*Your objective*:
Wherever a line in the data below holds "heart", copy that line.

*Interface dataset entries*:
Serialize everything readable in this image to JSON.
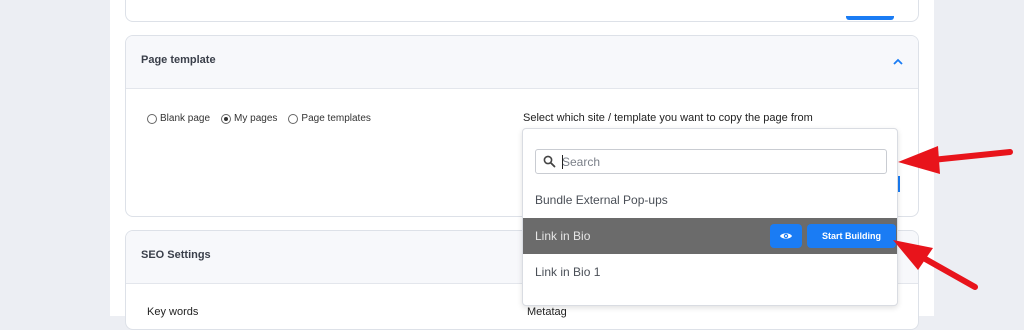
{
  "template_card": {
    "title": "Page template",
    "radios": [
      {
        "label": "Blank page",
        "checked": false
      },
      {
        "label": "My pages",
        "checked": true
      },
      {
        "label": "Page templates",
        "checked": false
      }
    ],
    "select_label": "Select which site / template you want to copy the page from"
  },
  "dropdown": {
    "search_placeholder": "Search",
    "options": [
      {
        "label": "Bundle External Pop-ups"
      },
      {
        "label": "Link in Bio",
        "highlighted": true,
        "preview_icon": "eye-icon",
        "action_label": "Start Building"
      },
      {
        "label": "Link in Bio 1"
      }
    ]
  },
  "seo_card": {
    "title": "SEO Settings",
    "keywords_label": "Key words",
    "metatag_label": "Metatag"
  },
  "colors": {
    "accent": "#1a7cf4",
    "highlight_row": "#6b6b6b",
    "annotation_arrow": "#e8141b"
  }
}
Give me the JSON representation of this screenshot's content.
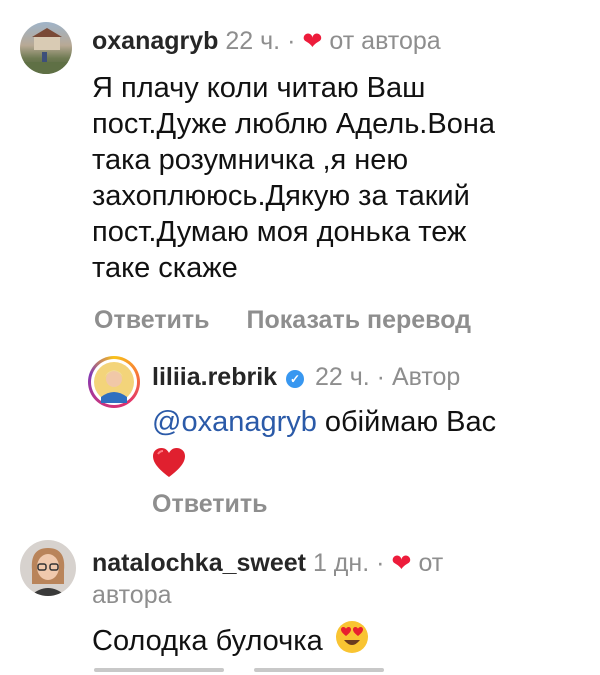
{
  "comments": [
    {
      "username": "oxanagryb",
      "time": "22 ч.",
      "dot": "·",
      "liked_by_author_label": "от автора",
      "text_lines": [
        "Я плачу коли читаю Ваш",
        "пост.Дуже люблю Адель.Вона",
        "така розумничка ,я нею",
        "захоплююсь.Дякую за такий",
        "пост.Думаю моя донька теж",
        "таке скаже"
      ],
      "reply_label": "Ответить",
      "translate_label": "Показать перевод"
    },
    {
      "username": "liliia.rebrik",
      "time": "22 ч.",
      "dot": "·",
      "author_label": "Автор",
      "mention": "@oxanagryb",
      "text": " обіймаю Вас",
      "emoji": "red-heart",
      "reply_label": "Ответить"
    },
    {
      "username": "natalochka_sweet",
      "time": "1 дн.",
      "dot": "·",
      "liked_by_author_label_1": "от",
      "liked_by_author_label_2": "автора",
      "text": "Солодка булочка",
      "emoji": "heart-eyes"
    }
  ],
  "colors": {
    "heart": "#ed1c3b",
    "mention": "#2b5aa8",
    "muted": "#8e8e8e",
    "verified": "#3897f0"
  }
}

*Solution below*:
      "emoji": "red-heart",
      "emoji": "heart-eyes"
    "heart": "#ed1c3b",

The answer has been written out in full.